Rapid progress in identifying penetrant and common genetic risk factors is yielding deep insights into putative molecular networks affected in autism spectrum disorder (ASD). However, despite the exquisite level of detail applied to the genetics of ASD, the phenotypes examined are almost universally based on behavioral symptoms manifested by children and adults. Given that peak expression of many ASD-related genes is prenatal, there is a hole in our ability to build mechanistic models of how genetic variation influences early brain development and results in ASD symptoms. Bridging this gap will allow us to develop new interventions targeted at the causal paths that lead to ASD symptoms in early development, in a window in which developmental plasticity is likely maximal.
Emma Meaburn and Emily Jones will test a specific causal path between genetic risk and behavioral symptoms: disruptions in the brain systems underpinning social attention. The researchers have chosen to focus on social attention because there is extensive evidence that infants and toddlers with ASD pay less attention to other people, and this could have cascading influences of later behavior by reducing opportunities for social learning1.

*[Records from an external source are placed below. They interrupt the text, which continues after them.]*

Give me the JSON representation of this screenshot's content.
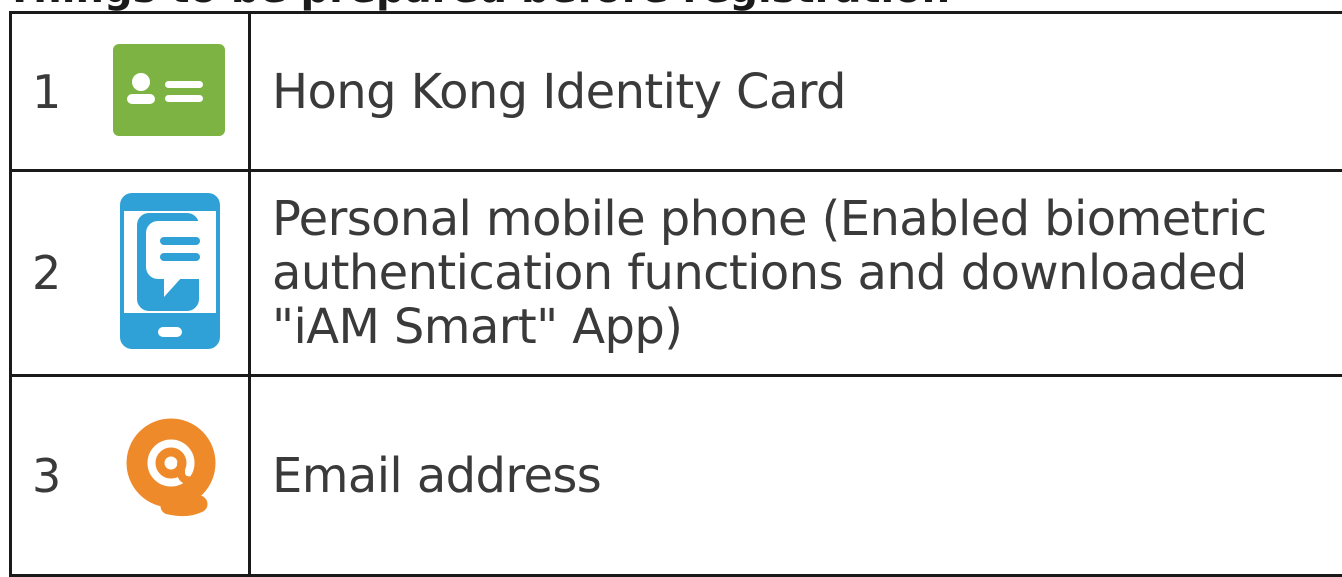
{
  "heading": "Things to be prepared before registration",
  "rows": [
    {
      "number": "1",
      "icon": "id-card-icon",
      "text": "Hong Kong Identity Card"
    },
    {
      "number": "2",
      "icon": "mobile-phone-icon",
      "text": "Personal mobile phone (Enabled biometric\nauthentication functions and downloaded\n\"iAM Smart\" App)"
    },
    {
      "number": "3",
      "icon": "at-sign-icon",
      "text": "Email address"
    }
  ],
  "colors": {
    "green": "#7cb342",
    "blue": "#2fa1d6",
    "orange": "#ef8a2b",
    "border": "#1a1a1a"
  }
}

To achieve their aims, Meaburn and Jones will characterize common polygenic and rare penetrant ASD risk variants in a prospective cohort of infants at high and low risk of ASD, for whom extensive behavioral and neurocognitive measures of social attention are available throughout infancy and childhood2. Specifically, they will link common and rare genetic risk to variability in neurocognitive measures of infant social attention and later ASD symptoms, and identify protective factors that may boost social attention and support typical outcomes in infants at high genetic risk. Taken together, this represents a proof-of-principle study to determine the value of genetically informed prospective longitudinal designs for revealing causal paths to ASD.